*** Data for processing Section Begins ***
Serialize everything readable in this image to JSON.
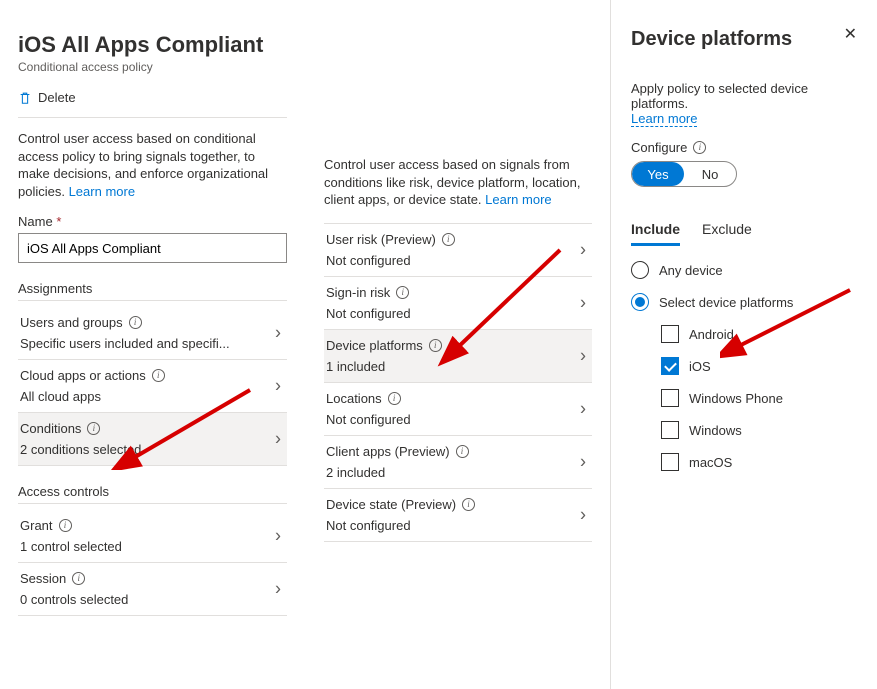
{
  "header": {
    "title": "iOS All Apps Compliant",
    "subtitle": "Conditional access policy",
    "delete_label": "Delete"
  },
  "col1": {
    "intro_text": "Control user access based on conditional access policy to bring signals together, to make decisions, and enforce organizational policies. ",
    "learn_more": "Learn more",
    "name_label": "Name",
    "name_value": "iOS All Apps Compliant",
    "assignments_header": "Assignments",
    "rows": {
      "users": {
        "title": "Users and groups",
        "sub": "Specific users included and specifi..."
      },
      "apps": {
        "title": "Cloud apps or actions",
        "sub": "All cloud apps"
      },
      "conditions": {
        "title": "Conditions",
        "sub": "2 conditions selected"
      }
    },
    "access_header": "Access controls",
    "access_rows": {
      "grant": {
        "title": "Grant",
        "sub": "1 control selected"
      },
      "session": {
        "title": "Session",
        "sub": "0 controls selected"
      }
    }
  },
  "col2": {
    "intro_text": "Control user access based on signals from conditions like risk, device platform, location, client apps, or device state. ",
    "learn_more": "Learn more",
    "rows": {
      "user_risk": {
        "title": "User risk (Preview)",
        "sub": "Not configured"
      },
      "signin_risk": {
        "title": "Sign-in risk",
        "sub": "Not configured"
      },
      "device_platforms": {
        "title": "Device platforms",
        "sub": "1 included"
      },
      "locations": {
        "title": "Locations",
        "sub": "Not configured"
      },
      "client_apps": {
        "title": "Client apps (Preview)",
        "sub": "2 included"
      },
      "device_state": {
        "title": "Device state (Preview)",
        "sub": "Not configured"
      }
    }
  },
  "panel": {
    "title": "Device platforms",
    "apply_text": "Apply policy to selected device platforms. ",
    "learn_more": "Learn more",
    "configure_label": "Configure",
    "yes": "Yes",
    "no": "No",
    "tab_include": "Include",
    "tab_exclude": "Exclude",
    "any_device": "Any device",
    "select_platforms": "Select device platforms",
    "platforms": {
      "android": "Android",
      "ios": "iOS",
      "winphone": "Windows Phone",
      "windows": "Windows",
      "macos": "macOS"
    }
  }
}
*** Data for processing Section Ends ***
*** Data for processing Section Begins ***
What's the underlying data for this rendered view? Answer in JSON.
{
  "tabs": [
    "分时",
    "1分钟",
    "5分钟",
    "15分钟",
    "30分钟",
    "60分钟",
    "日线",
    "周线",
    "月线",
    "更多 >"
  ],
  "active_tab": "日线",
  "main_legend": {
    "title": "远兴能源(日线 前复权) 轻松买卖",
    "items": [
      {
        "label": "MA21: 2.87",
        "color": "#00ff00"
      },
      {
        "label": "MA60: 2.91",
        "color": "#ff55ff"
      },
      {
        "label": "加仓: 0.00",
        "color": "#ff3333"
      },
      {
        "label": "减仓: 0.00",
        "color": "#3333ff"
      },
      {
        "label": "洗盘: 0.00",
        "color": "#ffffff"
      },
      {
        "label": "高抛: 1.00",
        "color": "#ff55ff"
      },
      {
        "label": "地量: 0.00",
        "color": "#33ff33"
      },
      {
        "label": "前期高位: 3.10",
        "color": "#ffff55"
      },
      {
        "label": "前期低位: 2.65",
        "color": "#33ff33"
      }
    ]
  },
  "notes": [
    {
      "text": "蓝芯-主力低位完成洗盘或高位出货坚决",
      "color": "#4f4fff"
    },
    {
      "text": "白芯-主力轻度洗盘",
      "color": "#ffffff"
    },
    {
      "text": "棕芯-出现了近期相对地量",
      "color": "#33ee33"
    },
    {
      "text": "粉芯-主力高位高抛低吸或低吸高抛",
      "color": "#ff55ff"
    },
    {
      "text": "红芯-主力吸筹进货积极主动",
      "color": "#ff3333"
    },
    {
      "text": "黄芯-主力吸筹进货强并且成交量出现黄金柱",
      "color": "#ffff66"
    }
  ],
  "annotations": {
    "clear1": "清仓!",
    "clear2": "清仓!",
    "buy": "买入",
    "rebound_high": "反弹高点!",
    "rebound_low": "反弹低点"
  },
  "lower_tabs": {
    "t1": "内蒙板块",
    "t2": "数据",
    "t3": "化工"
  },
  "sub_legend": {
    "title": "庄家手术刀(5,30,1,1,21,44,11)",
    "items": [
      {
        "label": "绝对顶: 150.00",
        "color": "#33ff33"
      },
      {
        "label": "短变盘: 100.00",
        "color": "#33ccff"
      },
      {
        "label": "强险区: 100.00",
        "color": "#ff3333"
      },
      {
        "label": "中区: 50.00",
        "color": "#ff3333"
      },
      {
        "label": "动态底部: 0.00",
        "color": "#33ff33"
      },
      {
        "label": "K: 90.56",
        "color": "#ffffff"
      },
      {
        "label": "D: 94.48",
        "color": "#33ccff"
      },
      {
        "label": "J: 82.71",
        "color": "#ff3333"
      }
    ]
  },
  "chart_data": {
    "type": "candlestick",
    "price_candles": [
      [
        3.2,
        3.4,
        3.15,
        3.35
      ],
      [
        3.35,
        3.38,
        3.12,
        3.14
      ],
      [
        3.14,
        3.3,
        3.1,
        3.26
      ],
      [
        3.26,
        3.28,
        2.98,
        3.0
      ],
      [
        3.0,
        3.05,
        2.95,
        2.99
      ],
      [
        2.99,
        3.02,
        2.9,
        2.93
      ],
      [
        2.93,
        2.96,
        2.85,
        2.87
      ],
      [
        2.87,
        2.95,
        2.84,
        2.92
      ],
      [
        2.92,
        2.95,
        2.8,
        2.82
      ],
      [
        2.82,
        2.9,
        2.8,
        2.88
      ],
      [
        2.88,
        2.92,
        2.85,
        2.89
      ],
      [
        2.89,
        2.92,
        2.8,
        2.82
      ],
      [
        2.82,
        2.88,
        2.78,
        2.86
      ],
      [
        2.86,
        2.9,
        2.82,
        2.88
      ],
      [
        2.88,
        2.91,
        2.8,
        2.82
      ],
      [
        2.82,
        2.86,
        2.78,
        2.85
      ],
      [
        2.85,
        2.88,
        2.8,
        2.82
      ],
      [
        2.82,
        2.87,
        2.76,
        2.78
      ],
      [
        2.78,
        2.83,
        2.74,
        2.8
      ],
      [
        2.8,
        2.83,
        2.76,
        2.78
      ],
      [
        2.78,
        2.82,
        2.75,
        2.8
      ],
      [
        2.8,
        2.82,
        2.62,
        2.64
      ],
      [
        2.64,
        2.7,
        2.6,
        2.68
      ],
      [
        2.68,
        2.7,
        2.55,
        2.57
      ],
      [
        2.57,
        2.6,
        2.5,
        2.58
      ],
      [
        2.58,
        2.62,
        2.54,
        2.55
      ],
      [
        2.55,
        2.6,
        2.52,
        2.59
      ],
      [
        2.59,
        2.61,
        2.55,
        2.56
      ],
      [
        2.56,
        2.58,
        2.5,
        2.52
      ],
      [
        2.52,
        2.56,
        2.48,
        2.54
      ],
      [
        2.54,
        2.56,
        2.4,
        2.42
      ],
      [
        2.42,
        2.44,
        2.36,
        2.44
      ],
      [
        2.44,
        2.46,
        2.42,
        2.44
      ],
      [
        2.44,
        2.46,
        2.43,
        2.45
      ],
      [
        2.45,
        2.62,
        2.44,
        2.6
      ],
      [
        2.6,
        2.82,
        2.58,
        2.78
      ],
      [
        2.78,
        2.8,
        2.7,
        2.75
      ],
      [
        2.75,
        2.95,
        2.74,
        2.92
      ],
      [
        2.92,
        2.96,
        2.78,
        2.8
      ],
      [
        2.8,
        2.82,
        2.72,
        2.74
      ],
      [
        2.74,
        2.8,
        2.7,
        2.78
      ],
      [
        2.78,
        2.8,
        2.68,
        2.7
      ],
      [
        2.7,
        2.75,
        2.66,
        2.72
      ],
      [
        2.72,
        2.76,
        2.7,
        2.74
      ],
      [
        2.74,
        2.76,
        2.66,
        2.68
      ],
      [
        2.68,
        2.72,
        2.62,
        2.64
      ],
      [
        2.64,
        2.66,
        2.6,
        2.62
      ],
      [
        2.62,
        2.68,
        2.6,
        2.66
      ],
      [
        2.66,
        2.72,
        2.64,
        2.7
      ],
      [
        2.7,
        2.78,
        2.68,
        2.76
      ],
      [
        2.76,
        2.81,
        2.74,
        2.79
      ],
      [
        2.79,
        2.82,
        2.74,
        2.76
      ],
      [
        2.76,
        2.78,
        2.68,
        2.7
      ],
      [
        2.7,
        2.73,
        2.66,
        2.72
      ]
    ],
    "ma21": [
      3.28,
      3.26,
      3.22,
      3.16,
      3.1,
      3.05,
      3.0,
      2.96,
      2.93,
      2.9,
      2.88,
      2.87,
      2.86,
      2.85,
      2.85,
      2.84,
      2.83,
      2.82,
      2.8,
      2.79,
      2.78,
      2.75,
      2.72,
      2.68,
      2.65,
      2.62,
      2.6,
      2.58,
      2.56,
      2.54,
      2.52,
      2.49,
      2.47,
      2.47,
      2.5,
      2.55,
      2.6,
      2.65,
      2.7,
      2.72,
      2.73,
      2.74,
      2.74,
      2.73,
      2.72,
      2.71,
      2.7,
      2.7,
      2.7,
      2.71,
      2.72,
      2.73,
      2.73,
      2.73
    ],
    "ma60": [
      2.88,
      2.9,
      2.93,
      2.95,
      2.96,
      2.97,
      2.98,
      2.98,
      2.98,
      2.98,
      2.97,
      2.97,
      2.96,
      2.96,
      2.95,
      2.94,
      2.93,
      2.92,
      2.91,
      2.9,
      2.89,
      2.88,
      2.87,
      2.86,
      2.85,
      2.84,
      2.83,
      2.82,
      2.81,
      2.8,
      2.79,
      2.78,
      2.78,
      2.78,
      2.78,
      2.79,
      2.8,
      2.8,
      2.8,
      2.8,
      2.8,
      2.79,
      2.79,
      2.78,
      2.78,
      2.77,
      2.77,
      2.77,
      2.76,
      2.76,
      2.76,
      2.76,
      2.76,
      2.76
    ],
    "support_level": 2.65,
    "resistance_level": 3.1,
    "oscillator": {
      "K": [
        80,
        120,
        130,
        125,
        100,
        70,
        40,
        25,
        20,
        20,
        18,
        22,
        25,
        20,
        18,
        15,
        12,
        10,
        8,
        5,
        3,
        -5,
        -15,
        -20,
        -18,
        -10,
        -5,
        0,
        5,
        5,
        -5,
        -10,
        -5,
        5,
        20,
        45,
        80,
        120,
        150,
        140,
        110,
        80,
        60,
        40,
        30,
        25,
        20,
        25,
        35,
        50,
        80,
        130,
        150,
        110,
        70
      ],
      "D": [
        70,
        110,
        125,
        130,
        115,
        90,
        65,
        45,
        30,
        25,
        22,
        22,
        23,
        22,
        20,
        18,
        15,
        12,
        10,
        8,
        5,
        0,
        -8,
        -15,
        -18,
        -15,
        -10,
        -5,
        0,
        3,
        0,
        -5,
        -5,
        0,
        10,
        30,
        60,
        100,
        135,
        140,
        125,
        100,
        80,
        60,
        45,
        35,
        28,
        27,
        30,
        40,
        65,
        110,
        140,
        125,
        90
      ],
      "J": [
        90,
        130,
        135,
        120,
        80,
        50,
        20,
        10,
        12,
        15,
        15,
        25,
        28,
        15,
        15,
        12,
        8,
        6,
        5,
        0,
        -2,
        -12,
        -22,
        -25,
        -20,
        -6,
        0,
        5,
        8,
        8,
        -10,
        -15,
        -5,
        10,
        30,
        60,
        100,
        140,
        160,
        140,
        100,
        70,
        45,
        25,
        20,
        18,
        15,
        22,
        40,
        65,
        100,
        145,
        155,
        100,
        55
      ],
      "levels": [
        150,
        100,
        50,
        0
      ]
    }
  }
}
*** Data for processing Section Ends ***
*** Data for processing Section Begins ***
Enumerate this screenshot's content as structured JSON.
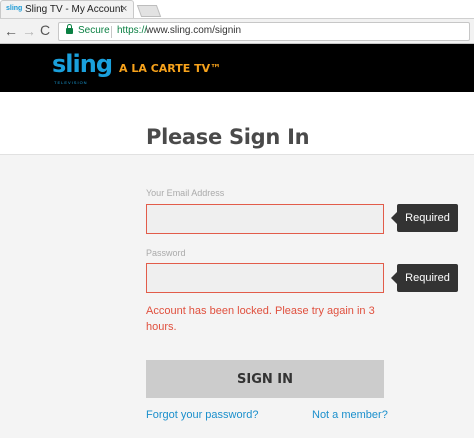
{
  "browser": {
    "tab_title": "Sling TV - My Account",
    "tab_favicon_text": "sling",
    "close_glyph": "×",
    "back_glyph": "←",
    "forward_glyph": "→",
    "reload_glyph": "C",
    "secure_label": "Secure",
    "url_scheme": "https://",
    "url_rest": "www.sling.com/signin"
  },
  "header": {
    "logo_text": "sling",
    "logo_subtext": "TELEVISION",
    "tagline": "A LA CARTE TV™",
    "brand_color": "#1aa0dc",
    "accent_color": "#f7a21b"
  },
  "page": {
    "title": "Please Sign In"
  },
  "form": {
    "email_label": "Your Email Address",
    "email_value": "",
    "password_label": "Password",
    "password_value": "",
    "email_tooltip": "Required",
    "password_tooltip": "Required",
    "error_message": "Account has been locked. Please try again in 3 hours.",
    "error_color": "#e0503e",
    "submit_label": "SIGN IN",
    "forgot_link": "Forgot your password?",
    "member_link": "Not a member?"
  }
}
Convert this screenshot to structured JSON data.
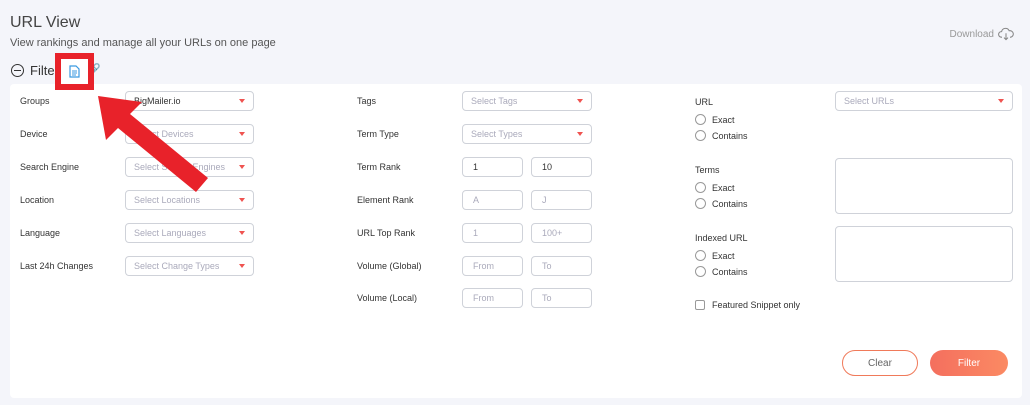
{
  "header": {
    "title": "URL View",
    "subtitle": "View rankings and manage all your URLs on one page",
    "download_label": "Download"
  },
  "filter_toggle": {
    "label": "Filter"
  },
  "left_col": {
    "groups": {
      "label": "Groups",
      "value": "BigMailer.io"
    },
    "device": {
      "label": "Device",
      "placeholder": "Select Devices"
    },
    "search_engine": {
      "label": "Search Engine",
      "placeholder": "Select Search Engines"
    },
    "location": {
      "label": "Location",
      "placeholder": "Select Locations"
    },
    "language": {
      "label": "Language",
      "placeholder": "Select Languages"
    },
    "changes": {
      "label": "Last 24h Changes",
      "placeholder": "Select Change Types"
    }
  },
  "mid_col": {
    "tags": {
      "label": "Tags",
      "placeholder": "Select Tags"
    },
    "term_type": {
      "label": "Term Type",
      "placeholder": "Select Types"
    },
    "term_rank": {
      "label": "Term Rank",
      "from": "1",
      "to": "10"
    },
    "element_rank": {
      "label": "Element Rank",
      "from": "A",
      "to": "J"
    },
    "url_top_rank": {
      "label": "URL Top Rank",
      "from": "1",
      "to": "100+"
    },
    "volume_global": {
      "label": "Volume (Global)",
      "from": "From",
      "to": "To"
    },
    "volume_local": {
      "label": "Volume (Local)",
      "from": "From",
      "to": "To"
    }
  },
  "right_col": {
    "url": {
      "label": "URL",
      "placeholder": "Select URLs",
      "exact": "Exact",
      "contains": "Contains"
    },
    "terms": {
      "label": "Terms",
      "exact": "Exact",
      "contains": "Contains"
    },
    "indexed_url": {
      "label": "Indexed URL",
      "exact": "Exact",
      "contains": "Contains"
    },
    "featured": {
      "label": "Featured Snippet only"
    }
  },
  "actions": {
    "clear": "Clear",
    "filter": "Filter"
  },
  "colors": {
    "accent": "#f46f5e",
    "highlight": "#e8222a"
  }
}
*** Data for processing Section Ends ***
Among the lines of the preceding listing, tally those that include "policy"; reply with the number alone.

Answer to this exercise: 3